Gérard Bertrand 2013 Grand Terroir Tautavel Grenache/Syrah/Carignan, AP Côtes du Roussillon-Villages France ($18.95). The reliable Gérard Bertrand delivers yet another solid, satisfying southern French red here, with light but firm tannins, balanced acids and very good length. This delivers all one could hope for in the style and price category – prepare your roasts and stews, inflected with wild Mediterranean herbs. Best 2017-2020.

Château Bouscassé Madiran 2009Gérard Bertrand 2013 Grand Terroir Tautavel Grenache/Syrah/CarignanRio Madre Graciano 2014

Rio Madre Graciano 2014, DOCa Rioja Spain ($14.95). This is nicely open and perfumed, with zesty acids and fresh, resinous herbs leading over crunchy red and black fruit. It offers a lot of character and energy for the money, highlighting the freshening role that graciano plays in a traditional Rioja blend. I’d happily drink this as a casual Tuesday night house wine with rustic country fare. Best 2017-2022.

Cantina San Paolo 2015 Aglianico, IGP Campania Italy ($13.95). Here’s a shockingly flavourful and characterful aglianico for under $14 dollars. Yes, it’s a bit (unnecessarily) sweet, but it offers authentic, swarthy character, full of dark spice and resinous herbs, dark fruit and leather-tobacco notes, the sort of stuff found in much more expensive versions. For this price, I’m in. Just bring me my roasted leg of lamb. Best now-2020.
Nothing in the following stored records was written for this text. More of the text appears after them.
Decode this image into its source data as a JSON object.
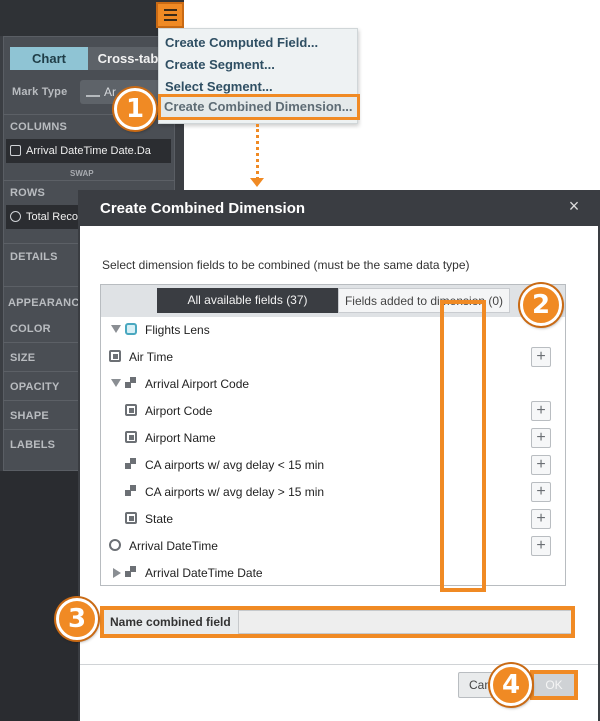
{
  "left_panel": {
    "tabs": [
      "Chart",
      "Cross-tab"
    ],
    "mark_type_label": "Mark Type",
    "mark_type_value": "Ar",
    "columns_label": "COLUMNS",
    "column_field": "Arrival DateTime Date.Da",
    "swap_label": "SWAP",
    "rows_label": "ROWS",
    "row_field": "Total Reco",
    "details_label": "DETAILS",
    "appearance_label": "APPEARANCE",
    "color_label": "COLOR",
    "size_label": "SIZE",
    "opacity_label": "OPACITY",
    "shape_label": "SHAPE",
    "labels_label": "LABELS"
  },
  "menu": {
    "items": [
      "Create Computed Field...",
      "Create Segment...",
      "Select Segment...",
      "Create Combined Dimension..."
    ]
  },
  "dialog": {
    "title": "Create Combined Dimension",
    "close": "×",
    "instruction": "Select dimension fields to be combined (must be the same data type)",
    "tabs": [
      "All available fields (37)",
      "Fields added to dimension (0)"
    ],
    "fields": [
      {
        "label": "Flights Lens",
        "expander": "down",
        "icon": "lens",
        "plus": false
      },
      {
        "label": "Air Time",
        "expander": "",
        "icon": "stack",
        "plus": true
      },
      {
        "label": "Arrival Airport Code",
        "expander": "down",
        "icon": "combo",
        "plus": false
      },
      {
        "label": "Airport Code",
        "expander": "",
        "icon": "stack",
        "plus": true
      },
      {
        "label": "Airport Name",
        "expander": "",
        "icon": "stack",
        "plus": true
      },
      {
        "label": "CA airports w/ avg delay < 15 min",
        "expander": "",
        "icon": "combo",
        "plus": true
      },
      {
        "label": "CA airports w/ avg delay > 15 min",
        "expander": "",
        "icon": "combo",
        "plus": true
      },
      {
        "label": "State",
        "expander": "",
        "icon": "stack",
        "plus": true
      },
      {
        "label": "Arrival DateTime",
        "expander": "",
        "icon": "clock",
        "plus": true
      },
      {
        "label": "Arrival DateTime Date",
        "expander": "right",
        "icon": "combo",
        "plus": false
      }
    ],
    "plus_symbol": "+",
    "name_label": "Name combined field",
    "name_value": "",
    "cancel_label": "Cancel",
    "ok_label": "OK"
  },
  "callouts": [
    "1",
    "2",
    "3",
    "4"
  ],
  "colors": {
    "accent": "#f08a24",
    "dialog_header": "#3a3d42",
    "active_tab": "#8fc4d4"
  }
}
Cantina San Paolo Aglianico 2015Umani Ronchi Jorio Montepulciano D'abruzzo 2013Michele Chiarlo 2014 Le Orme Barbera d'Asti Superiore

Umani Ronchi 2013 Jorio Montepulciano d’Abruzzo, DOC Italy ($16.95). Pleasantly juicy, balanced, honest country wine, with polished tannins and gentle texture, ready to enjoy. Nicely made. Best now-2020

Michele Chiarlo 2014 Le Orme Barbera d’Asti Superiore DOCG Piedmont, Italy ($13.95). Light, fresh, crunchy and pleasant – this is classic red wine for the country table, to be enjoyed with a light chill and food, without contemplation. Crack and enjoy – perfectly drinkable everyday wine.

John Szabo’s (unsponsored) Buyer’s Guide: White

Nikolaihof 2014 Terrassen Grüner Veltliner, Wachau, Austria ($20.95). This is lean, tight, taut, energetic and lively Grüner Veltliner from the region’s (and one of Europe’s) oldest biodynamic producers, since 1970. It’s still in a smoky reductive phase and not really near prime drinking, even for this great estate’s entry-level bottling. The palate is perfectly pitched and finely etched, with very fine length and depth. A terrific wine at a terrific price, for the purists in the crowd. Best after 2018.

Nikolaihof 2014 Terrassen Grüner VeltlinerMan Vintners Free Run Steen Chenin Blanc 2015

Man 2015 Free-Run Steen Chenin Blanc WO Coastal Region, South Africa ($13.95). Here’s a steely, characterful white for the money, with more flavour intensity, length and complexity than most in the category. Although clean and sharp, this has a slightly acetic/appley edge that may not appeal to all, as well as sharp acids that give a jolt to the palate (which I love, but take some getting use to). In any case, this is absolutely tasty wine that I’d have on hand as a respectable house wine. At this price, I can even invite lots of friends, too.

That’s all for this report. If you are still shopping for your New Year’s sparkling, make sure to refer back to my annual Fizz Report publish early in the month.


John Szabo, MS

Use these quick links for immediate access to all of our Top Picks in the New Release.

Szabo’s Smart Buys
All January 7th Reviews


New Release and VINTAGES Preview


Beringer Private Reserve Cabernet Sauvignon 2012